Dataset records:

/---

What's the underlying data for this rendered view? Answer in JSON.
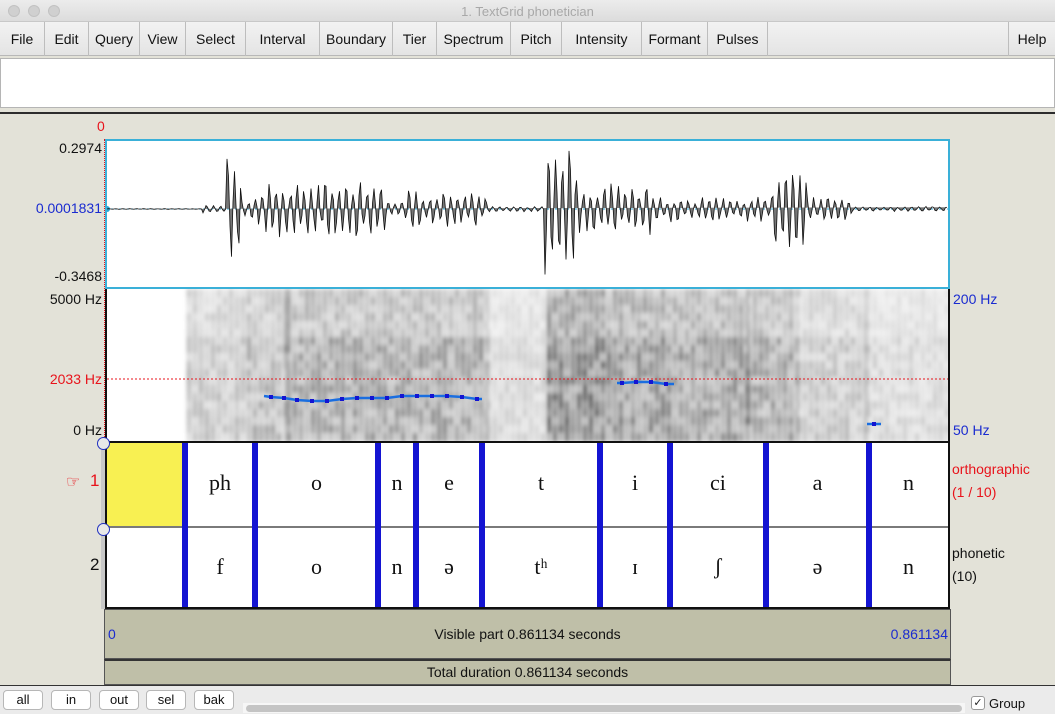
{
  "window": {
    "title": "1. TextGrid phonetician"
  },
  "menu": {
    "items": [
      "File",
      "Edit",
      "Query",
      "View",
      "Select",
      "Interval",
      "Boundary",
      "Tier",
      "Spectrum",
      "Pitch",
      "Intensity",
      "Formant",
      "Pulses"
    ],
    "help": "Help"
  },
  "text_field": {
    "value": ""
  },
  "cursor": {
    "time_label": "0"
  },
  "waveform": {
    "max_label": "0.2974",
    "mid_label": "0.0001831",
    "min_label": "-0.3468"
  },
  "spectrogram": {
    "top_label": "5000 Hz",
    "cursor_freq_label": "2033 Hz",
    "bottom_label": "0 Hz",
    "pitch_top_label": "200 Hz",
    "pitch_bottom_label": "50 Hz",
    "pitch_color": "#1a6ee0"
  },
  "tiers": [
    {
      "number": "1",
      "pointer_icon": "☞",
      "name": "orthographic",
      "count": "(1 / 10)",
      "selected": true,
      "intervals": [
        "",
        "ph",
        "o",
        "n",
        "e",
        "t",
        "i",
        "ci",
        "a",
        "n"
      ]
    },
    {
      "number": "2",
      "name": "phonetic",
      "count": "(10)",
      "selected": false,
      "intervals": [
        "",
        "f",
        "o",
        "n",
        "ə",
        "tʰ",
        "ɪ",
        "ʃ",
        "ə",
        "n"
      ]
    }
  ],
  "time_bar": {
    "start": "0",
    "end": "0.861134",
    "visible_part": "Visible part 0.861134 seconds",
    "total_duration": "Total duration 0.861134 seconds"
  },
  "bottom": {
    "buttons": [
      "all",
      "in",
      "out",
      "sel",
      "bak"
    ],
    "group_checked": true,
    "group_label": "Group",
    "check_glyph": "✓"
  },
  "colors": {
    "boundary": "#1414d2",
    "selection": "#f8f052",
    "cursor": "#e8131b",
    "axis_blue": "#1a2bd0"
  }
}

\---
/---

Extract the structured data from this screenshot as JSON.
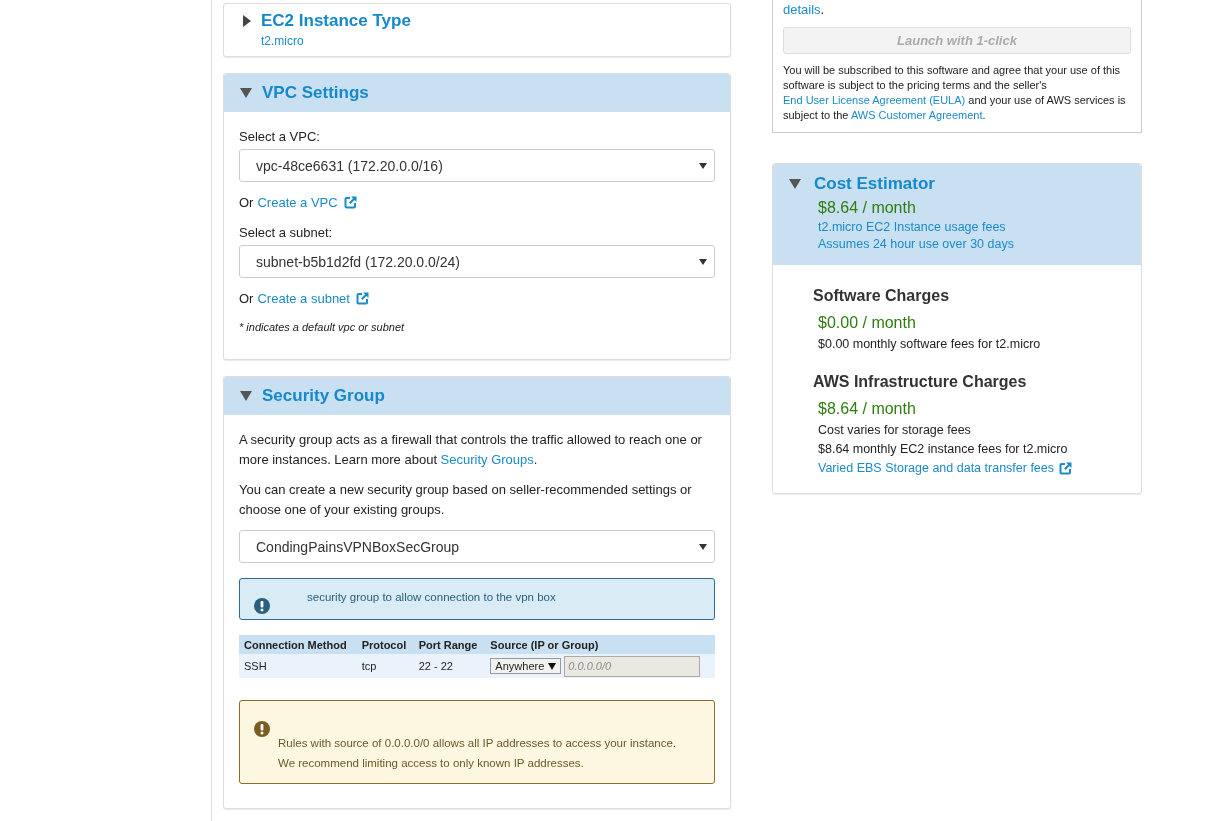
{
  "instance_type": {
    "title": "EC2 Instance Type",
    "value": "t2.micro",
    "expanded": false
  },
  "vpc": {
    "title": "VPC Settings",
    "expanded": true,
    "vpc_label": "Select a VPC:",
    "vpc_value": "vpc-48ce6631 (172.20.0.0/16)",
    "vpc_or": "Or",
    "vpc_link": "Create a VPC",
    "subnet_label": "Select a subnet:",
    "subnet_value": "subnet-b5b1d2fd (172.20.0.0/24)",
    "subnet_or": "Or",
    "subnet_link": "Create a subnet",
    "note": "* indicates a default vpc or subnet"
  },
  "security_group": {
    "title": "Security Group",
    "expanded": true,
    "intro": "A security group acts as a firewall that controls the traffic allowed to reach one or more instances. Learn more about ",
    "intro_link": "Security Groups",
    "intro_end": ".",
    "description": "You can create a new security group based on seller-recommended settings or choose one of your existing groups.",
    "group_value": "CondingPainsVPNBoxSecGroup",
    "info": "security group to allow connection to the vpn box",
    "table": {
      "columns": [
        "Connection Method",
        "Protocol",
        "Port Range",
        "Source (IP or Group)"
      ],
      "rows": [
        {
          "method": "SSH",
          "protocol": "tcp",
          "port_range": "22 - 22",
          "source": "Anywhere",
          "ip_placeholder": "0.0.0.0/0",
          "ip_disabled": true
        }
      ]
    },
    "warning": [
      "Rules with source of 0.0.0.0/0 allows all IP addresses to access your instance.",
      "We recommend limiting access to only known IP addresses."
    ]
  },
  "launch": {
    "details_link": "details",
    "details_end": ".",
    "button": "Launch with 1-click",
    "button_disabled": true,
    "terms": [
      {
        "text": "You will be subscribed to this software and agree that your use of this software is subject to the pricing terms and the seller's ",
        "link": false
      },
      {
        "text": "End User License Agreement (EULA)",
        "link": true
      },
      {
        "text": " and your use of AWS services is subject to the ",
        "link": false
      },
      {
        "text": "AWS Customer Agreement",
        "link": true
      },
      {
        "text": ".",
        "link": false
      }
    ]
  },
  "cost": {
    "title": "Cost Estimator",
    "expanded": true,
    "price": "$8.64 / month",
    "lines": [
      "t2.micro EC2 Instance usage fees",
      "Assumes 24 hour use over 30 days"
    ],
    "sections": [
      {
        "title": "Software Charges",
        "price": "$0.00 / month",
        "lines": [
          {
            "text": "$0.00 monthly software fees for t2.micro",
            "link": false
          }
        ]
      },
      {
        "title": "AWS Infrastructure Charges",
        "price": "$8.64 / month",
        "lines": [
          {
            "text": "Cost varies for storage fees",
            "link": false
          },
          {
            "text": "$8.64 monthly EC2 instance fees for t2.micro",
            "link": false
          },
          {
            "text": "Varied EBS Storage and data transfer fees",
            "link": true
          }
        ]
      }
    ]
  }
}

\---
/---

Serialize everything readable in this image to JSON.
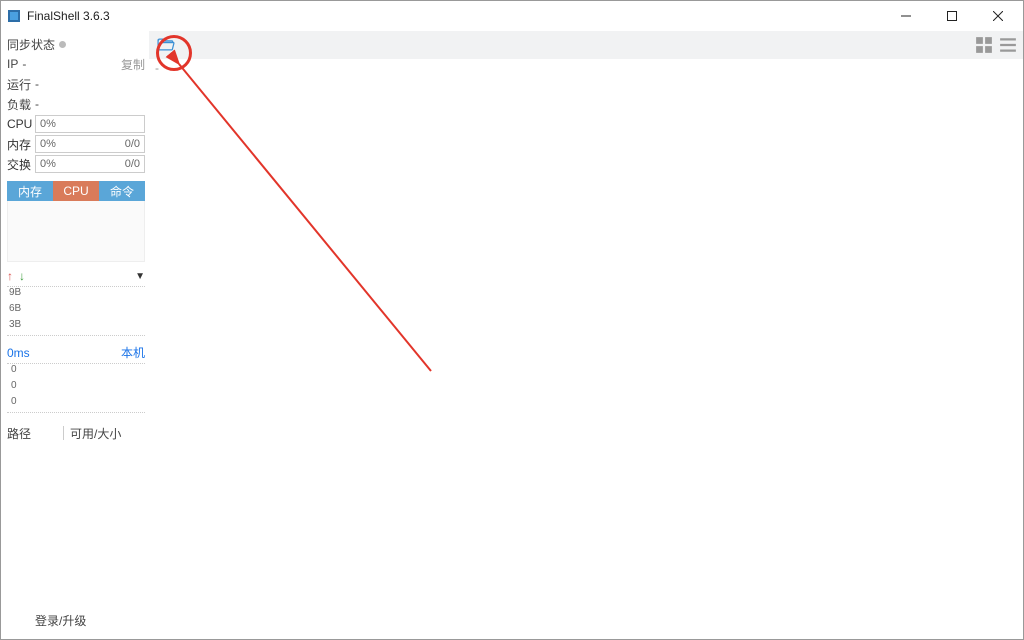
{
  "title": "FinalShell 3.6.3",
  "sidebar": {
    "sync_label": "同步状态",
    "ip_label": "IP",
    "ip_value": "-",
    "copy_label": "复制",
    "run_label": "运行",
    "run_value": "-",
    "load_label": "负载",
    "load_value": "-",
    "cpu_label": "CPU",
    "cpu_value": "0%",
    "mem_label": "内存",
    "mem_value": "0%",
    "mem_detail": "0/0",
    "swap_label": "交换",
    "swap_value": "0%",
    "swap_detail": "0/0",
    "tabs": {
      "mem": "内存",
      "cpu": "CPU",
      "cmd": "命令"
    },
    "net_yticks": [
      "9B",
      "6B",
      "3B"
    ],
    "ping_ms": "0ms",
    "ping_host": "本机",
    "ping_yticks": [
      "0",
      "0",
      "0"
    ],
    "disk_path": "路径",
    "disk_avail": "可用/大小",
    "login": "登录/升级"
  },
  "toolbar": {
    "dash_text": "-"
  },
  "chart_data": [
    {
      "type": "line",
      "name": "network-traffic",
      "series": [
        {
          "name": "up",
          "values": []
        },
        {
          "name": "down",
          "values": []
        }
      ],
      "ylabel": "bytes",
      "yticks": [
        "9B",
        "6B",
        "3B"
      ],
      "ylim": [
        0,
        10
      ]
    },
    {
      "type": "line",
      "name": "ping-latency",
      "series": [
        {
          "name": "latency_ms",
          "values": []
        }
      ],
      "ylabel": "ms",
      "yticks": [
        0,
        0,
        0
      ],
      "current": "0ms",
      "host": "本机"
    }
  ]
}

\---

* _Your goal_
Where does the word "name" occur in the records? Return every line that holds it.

* _Completed task_
      "name": "orthographic",
      "name": "phonetic",
      "name": "network-traffic",
          "name": "up",
          "name": "down",
      "name": "ping-latency",
          "name": "latency_ms",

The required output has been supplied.